Instructions for the task: From the records below, copy out each line that has the word "JSON".

Available data:
---*---
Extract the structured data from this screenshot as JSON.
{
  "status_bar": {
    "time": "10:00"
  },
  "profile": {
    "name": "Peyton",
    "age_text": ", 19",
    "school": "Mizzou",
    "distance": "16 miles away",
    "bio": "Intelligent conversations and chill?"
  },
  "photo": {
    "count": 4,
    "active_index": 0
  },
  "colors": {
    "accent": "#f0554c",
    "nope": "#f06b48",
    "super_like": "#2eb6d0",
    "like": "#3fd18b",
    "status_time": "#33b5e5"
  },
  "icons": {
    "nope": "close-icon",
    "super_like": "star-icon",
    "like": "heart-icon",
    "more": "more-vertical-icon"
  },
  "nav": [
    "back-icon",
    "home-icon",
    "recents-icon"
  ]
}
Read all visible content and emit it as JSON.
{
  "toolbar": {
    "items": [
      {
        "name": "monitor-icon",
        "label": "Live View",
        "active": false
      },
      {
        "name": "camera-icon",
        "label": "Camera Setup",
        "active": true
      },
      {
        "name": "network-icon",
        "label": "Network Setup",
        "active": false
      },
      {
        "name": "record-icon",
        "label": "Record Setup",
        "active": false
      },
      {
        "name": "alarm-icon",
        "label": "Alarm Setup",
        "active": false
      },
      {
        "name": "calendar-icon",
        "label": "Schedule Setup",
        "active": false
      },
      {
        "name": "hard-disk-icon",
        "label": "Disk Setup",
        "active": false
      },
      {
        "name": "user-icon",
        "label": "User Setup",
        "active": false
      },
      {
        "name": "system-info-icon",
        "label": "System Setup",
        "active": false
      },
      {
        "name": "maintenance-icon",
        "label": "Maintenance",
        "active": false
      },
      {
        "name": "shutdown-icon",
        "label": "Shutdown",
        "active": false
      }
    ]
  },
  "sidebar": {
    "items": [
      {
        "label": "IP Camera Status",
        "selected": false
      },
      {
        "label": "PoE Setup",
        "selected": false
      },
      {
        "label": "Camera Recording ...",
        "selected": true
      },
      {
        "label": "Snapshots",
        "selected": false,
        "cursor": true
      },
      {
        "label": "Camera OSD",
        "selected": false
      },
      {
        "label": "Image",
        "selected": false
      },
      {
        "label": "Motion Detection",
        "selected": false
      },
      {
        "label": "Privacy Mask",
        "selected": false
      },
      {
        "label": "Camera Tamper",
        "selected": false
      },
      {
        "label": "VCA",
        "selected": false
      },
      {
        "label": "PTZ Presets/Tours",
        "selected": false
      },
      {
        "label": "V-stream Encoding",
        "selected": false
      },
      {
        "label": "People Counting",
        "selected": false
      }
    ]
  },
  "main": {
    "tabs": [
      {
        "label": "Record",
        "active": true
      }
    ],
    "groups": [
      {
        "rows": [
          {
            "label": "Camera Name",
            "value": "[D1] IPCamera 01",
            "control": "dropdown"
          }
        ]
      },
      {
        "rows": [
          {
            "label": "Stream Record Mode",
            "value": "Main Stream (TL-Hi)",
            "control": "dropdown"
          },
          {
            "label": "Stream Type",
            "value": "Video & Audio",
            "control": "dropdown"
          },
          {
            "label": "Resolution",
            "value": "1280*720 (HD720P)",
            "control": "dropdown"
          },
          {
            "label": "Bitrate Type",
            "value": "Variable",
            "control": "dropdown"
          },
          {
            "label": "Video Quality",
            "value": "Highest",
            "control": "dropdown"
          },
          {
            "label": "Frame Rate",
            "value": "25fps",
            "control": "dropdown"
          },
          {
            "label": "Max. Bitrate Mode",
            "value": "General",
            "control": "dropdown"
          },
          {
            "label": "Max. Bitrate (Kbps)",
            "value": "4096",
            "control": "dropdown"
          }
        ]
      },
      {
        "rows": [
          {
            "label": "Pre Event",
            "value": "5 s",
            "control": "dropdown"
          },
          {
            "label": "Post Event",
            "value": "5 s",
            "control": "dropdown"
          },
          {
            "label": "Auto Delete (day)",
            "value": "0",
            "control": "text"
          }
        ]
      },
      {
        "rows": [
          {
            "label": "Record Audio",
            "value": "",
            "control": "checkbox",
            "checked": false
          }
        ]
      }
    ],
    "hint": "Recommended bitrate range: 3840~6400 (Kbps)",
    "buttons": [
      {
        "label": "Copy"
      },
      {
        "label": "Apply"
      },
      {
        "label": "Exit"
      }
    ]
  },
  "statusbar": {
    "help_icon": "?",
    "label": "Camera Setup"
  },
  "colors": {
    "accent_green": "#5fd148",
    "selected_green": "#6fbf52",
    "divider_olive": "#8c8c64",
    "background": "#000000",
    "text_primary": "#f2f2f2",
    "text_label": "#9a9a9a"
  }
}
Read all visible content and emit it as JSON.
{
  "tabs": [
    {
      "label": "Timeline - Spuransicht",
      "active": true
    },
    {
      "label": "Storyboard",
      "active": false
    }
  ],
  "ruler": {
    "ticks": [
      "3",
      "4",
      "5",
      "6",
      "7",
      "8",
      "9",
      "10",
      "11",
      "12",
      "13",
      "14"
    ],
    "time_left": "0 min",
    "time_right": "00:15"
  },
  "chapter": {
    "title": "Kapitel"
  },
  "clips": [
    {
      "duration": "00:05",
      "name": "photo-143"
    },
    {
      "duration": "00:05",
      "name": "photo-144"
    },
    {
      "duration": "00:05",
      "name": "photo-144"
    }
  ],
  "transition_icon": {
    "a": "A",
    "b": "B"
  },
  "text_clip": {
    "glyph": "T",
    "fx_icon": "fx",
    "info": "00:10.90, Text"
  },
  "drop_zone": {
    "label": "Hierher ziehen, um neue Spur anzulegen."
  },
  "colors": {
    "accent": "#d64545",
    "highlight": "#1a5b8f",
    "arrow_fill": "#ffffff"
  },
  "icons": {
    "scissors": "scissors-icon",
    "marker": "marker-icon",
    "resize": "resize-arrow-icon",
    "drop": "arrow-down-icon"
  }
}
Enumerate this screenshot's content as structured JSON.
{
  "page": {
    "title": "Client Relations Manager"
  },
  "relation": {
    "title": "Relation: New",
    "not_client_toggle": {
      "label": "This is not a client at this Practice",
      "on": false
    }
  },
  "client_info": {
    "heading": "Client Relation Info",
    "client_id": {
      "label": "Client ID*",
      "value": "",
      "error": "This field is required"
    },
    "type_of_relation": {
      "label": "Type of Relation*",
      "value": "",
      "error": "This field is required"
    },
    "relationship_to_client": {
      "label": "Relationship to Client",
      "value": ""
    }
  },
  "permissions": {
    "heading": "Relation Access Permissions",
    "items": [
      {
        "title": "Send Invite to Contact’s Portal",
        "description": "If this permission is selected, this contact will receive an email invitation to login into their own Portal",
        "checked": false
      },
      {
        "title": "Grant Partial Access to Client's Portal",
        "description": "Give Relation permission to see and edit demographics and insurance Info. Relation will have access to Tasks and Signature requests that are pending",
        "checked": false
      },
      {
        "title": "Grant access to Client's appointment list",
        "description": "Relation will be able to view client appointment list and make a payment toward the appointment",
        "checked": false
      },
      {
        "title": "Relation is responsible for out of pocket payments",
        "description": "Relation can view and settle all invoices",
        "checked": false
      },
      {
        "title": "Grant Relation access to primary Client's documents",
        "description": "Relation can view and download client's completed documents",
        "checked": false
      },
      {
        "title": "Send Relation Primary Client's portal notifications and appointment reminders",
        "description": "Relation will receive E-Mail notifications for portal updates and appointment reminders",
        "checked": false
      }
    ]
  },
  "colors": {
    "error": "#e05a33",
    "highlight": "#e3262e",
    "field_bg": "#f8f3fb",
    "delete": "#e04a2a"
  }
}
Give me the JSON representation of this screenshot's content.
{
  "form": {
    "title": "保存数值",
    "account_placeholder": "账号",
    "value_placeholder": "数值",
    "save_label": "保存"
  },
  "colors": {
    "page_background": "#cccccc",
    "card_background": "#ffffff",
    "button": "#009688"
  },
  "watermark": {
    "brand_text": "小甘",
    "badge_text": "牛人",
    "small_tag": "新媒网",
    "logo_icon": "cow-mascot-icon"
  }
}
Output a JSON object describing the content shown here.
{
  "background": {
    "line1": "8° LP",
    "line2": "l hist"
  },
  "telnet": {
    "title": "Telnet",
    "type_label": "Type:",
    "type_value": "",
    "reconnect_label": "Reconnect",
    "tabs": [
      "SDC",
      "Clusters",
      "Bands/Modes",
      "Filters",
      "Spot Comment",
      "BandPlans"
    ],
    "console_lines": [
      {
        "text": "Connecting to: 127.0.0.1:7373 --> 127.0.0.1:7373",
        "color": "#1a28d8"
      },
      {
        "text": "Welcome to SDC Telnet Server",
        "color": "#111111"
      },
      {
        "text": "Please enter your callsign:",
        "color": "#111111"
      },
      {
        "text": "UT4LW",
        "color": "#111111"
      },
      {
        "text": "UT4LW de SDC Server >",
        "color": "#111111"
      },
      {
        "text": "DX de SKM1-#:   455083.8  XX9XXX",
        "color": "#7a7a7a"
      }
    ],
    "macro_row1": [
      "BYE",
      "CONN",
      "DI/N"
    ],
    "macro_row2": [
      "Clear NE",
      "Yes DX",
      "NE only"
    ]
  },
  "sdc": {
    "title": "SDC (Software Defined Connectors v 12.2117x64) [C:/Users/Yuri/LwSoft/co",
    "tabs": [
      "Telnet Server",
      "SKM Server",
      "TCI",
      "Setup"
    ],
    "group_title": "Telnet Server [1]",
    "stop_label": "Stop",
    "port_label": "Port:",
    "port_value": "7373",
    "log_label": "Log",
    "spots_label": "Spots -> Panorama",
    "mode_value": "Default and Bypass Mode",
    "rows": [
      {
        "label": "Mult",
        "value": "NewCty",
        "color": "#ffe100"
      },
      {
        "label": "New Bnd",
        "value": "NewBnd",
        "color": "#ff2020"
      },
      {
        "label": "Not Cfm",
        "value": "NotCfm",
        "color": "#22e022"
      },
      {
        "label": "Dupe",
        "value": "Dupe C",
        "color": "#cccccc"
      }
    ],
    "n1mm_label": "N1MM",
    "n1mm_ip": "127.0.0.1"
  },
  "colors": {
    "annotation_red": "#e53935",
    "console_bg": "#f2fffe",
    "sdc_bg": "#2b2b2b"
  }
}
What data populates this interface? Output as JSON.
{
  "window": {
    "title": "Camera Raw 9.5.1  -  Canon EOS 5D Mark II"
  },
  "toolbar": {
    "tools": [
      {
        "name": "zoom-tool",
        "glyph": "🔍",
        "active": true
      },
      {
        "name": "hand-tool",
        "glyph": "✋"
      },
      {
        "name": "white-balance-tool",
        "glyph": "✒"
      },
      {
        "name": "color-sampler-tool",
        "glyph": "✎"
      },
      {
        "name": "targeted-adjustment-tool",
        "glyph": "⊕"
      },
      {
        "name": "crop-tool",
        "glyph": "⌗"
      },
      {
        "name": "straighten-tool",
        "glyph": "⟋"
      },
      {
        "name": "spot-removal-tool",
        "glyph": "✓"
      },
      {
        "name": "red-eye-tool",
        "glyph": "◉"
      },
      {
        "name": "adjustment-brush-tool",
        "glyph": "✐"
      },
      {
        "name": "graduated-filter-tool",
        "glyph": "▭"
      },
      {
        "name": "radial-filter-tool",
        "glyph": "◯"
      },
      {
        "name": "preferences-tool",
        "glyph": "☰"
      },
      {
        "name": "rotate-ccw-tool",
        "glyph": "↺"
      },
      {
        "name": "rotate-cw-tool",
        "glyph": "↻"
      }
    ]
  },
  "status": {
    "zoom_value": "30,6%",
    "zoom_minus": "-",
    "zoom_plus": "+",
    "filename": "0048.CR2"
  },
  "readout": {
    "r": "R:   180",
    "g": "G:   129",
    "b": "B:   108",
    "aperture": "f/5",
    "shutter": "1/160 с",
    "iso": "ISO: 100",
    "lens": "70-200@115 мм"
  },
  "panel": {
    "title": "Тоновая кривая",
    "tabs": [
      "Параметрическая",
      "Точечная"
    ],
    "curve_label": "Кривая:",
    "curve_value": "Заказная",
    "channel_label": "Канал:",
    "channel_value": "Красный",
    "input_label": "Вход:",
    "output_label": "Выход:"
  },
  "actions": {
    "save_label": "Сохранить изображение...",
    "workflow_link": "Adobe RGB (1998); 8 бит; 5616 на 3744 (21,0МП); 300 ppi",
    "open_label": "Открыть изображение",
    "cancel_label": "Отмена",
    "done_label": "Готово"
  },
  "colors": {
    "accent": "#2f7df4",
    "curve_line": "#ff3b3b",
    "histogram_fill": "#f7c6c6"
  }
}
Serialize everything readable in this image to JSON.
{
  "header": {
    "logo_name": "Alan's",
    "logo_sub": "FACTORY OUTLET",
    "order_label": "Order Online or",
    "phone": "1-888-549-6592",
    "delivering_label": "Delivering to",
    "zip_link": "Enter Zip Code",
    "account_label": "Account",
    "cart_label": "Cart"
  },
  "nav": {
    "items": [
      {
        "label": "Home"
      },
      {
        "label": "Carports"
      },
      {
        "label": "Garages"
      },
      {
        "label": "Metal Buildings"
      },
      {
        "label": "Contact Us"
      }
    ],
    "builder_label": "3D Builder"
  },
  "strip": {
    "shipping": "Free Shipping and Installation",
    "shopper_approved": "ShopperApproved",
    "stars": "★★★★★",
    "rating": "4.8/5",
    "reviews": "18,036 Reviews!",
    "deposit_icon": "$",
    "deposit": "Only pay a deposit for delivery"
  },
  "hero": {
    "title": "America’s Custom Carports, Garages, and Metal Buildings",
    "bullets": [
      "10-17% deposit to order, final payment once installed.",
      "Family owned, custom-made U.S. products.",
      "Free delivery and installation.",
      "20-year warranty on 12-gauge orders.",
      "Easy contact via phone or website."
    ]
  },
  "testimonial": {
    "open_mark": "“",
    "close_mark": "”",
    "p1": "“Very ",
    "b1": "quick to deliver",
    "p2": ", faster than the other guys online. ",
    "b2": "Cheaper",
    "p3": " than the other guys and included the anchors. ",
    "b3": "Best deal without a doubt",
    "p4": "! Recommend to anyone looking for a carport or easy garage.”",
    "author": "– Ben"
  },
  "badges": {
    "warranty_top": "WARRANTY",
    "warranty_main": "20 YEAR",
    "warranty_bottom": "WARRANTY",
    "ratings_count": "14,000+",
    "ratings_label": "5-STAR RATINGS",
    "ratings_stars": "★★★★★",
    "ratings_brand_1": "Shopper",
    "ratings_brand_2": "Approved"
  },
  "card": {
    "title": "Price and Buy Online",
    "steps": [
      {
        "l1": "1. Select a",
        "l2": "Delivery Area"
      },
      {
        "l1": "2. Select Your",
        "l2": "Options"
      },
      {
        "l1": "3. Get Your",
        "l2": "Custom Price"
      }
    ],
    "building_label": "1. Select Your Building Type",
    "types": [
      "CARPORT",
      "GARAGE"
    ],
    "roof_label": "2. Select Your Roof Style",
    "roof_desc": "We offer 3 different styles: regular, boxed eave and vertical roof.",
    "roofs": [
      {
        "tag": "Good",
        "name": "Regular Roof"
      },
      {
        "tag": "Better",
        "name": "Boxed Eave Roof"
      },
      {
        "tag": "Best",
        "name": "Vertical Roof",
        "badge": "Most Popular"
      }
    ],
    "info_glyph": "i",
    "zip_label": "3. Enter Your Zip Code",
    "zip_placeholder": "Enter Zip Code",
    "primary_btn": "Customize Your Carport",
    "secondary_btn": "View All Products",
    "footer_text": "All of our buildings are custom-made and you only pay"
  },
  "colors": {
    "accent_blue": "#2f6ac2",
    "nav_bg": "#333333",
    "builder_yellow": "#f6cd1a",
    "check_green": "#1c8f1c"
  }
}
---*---
Solved exercise:
Extract the structured data from this screenshot as JSON.
Read all visible content and emit it as JSON.
Read all visible content and emit it as JSON.
Enumerate this screenshot's content as structured JSON.
Give me the JSON representation of this screenshot's content.
Output a JSON object describing the content shown here.
What data populates this interface? Output as JSON.
Serialize everything readable in this image to JSON.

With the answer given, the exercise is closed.